**Instructions for the task:**
Each entry should appear in the answer exactly as written.
**** Provided information ****
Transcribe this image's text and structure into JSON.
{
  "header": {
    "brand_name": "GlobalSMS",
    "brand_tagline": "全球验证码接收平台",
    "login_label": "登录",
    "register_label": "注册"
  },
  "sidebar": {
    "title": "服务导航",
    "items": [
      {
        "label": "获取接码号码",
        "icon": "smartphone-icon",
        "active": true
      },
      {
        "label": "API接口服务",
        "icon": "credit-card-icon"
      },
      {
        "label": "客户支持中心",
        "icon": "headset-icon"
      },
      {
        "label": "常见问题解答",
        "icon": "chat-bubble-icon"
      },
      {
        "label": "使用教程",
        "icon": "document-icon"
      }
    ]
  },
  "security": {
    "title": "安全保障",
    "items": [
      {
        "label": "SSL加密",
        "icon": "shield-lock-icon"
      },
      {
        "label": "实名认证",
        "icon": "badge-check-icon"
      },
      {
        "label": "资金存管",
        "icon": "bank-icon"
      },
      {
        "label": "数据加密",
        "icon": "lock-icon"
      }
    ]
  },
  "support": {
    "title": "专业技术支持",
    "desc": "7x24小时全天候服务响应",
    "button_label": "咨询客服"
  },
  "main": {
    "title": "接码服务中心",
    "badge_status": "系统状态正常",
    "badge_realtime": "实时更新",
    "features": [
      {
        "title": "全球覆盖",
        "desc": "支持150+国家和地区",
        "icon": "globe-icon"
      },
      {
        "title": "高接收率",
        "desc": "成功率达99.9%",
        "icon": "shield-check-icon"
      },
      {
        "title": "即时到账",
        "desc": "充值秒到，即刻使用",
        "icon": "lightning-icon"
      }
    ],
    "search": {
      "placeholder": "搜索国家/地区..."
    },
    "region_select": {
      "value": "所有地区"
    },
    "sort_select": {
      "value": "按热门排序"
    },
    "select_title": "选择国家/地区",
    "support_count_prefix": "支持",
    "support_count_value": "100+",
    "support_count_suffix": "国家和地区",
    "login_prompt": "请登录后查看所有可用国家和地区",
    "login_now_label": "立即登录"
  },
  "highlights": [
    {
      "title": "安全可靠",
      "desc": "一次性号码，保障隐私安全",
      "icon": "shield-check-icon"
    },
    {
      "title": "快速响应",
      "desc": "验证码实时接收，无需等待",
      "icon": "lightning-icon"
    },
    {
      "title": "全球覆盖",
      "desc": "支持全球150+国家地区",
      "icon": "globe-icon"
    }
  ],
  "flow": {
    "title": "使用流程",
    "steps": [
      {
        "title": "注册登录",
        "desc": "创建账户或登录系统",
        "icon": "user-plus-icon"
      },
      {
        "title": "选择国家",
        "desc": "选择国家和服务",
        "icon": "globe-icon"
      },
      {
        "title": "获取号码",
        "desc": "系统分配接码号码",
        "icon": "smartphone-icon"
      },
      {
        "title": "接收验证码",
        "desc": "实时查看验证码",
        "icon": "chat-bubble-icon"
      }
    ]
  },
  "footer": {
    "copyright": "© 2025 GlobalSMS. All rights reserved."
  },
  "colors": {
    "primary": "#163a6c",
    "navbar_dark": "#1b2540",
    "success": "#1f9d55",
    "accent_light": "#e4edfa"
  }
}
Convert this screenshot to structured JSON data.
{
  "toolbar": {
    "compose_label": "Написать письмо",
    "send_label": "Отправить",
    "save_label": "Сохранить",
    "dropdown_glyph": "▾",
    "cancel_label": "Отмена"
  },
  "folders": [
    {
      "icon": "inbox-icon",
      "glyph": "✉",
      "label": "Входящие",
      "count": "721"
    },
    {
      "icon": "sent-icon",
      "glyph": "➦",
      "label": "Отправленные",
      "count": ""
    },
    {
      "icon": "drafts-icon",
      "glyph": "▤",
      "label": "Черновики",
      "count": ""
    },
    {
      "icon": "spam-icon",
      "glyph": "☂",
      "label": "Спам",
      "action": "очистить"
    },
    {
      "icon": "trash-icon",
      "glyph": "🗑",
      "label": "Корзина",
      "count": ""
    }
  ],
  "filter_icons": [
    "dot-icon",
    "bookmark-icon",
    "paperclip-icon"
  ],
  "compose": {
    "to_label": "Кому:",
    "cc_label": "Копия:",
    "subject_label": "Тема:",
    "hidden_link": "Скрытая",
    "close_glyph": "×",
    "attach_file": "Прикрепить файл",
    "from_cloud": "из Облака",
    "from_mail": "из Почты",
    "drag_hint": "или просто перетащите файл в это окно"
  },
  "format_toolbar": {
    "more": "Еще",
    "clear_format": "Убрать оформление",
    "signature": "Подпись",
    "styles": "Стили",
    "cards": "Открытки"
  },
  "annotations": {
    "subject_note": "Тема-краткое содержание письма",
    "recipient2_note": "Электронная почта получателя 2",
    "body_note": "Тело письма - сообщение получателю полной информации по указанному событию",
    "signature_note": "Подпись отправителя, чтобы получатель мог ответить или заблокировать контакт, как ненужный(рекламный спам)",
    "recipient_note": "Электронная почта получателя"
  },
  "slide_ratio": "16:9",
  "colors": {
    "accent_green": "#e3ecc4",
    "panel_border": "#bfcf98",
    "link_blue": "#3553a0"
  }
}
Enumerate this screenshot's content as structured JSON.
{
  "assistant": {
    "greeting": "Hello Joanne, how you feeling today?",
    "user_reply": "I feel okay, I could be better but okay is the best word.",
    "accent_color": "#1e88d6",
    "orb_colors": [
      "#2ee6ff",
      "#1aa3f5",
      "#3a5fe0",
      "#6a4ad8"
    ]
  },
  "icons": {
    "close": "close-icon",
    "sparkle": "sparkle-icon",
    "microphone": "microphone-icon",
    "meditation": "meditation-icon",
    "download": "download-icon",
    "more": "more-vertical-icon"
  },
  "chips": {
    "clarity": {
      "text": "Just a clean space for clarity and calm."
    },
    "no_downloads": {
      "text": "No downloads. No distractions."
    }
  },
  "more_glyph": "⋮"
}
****
**Response to this exercise:**
Transcribe this image's text and structure into JSON.
{
  "header": {
    "brand_name": "GlobalSMS",
    "brand_tagline": "全球验证码接收平台",
    "login_label": "登录",
    "register_label": "注册"
  },
  "sidebar": {
    "title": "服务导航",
    "items": [
      {
        "label": "获取接码号码",
        "icon": "smartphone-icon",
        "active": true
      },
      {
        "label": "API接口服务",
        "icon": "credit-card-icon"
      },
      {
        "label": "客户支持中心",
        "icon": "headset-icon"
      },
      {
        "label": "常见问题解答",
        "icon": "chat-bubble-icon"
      },
      {
        "label": "使用教程",
        "icon": "document-icon"
      }
    ]
  },
  "security": {
    "title": "安全保障",
    "items": [
      {
        "label": "SSL加密",
        "icon": "shield-lock-icon"
      },
      {
        "label": "实名认证",
        "icon": "badge-check-icon"
      },
      {
        "label": "资金存管",
        "icon": "bank-icon"
      },
      {
        "label": "数据加密",
        "icon": "lock-icon"
      }
    ]
  },
  "support": {
    "title": "专业技术支持",
    "desc": "7x24小时全天候服务响应",
    "button_label": "咨询客服"
  },
  "main": {
    "title": "接码服务中心",
    "badge_status": "系统状态正常",
    "badge_realtime": "实时更新",
    "features": [
      {
        "title": "全球覆盖",
        "desc": "支持150+国家和地区",
        "icon": "globe-icon"
      },
      {
        "title": "高接收率",
        "desc": "成功率达99.9%",
        "icon": "shield-check-icon"
      },
      {
        "title": "即时到账",
        "desc": "充值秒到，即刻使用",
        "icon": "lightning-icon"
      }
    ],
    "search": {
      "placeholder": "搜索国家/地区..."
    },
    "region_select": {
      "value": "所有地区"
    },
    "sort_select": {
      "value": "按热门排序"
    },
    "select_title": "选择国家/地区",
    "support_count_prefix": "支持",
    "support_count_value": "100+",
    "support_count_suffix": "国家和地区",
    "login_prompt": "请登录后查看所有可用国家和地区",
    "login_now_label": "立即登录"
  },
  "highlights": [
    {
      "title": "安全可靠",
      "desc": "一次性号码，保障隐私安全",
      "icon": "shield-check-icon"
    },
    {
      "title": "快速响应",
      "desc": "验证码实时接收，无需等待",
      "icon": "lightning-icon"
    },
    {
      "title": "全球覆盖",
      "desc": "支持全球150+国家地区",
      "icon": "globe-icon"
    }
  ],
  "flow": {
    "title": "使用流程",
    "steps": [
      {
        "title": "注册登录",
        "desc": "创建账户或登录系统",
        "icon": "user-plus-icon"
      },
      {
        "title": "选择国家",
        "desc": "选择国家和服务",
        "icon": "globe-icon"
      },
      {
        "title": "获取号码",
        "desc": "系统分配接码号码",
        "icon": "smartphone-icon"
      },
      {
        "title": "接收验证码",
        "desc": "实时查看验证码",
        "icon": "chat-bubble-icon"
      }
    ]
  },
  "footer": {
    "copyright": "© 2025 GlobalSMS. All rights reserved."
  },
  "colors": {
    "primary": "#163a6c",
    "navbar_dark": "#1b2540",
    "success": "#1f9d55",
    "accent_light": "#e4edfa"
  }
}
Convert this screenshot to structured JSON data.
{
  "toolbar": {
    "compose_label": "Написать письмо",
    "send_label": "Отправить",
    "save_label": "Сохранить",
    "dropdown_glyph": "▾",
    "cancel_label": "Отмена"
  },
  "folders": [
    {
      "icon": "inbox-icon",
      "glyph": "✉",
      "label": "Входящие",
      "count": "721"
    },
    {
      "icon": "sent-icon",
      "glyph": "➦",
      "label": "Отправленные",
      "count": ""
    },
    {
      "icon": "drafts-icon",
      "glyph": "▤",
      "label": "Черновики",
      "count": ""
    },
    {
      "icon": "spam-icon",
      "glyph": "☂",
      "label": "Спам",
      "action": "очистить"
    },
    {
      "icon": "trash-icon",
      "glyph": "🗑",
      "label": "Корзина",
      "count": ""
    }
  ],
  "filter_icons": [
    "dot-icon",
    "bookmark-icon",
    "paperclip-icon"
  ],
  "compose": {
    "to_label": "Кому:",
    "cc_label": "Копия:",
    "subject_label": "Тема:",
    "hidden_link": "Скрытая",
    "close_glyph": "×",
    "attach_file": "Прикрепить файл",
    "from_cloud": "из Облака",
    "from_mail": "из Почты",
    "drag_hint": "или просто перетащите файл в это окно"
  },
  "format_toolbar": {
    "more": "Еще",
    "clear_format": "Убрать оформление",
    "signature": "Подпись",
    "styles": "Стили",
    "cards": "Открытки"
  },
  "annotations": {
    "subject_note": "Тема-краткое содержание письма",
    "recipient2_note": "Электронная почта получателя 2",
    "body_note": "Тело письма - сообщение получателю полной информации по указанному событию",
    "signature_note": "Подпись отправителя, чтобы получатель мог ответить или заблокировать контакт, как ненужный(рекламный спам)",
    "recipient_note": "Электронная почта получателя"
  },
  "slide_ratio": "16:9",
  "colors": {
    "accent_green": "#e3ecc4",
    "panel_border": "#bfcf98",
    "link_blue": "#3553a0"
  }
}
Enumerate this screenshot's content as structured JSON.
{
  "assistant": {
    "greeting": "Hello Joanne, how you feeling today?",
    "user_reply": "I feel okay, I could be better but okay is the best word.",
    "accent_color": "#1e88d6",
    "orb_colors": [
      "#2ee6ff",
      "#1aa3f5",
      "#3a5fe0",
      "#6a4ad8"
    ]
  },
  "icons": {
    "close": "close-icon",
    "sparkle": "sparkle-icon",
    "microphone": "microphone-icon",
    "meditation": "meditation-icon",
    "download": "download-icon",
    "more": "more-vertical-icon"
  },
  "chips": {
    "clarity": {
      "text": "Just a clean space for clarity and calm."
    },
    "no_downloads": {
      "text": "No downloads. No distractions."
    }
  },
  "more_glyph": "⋮"
}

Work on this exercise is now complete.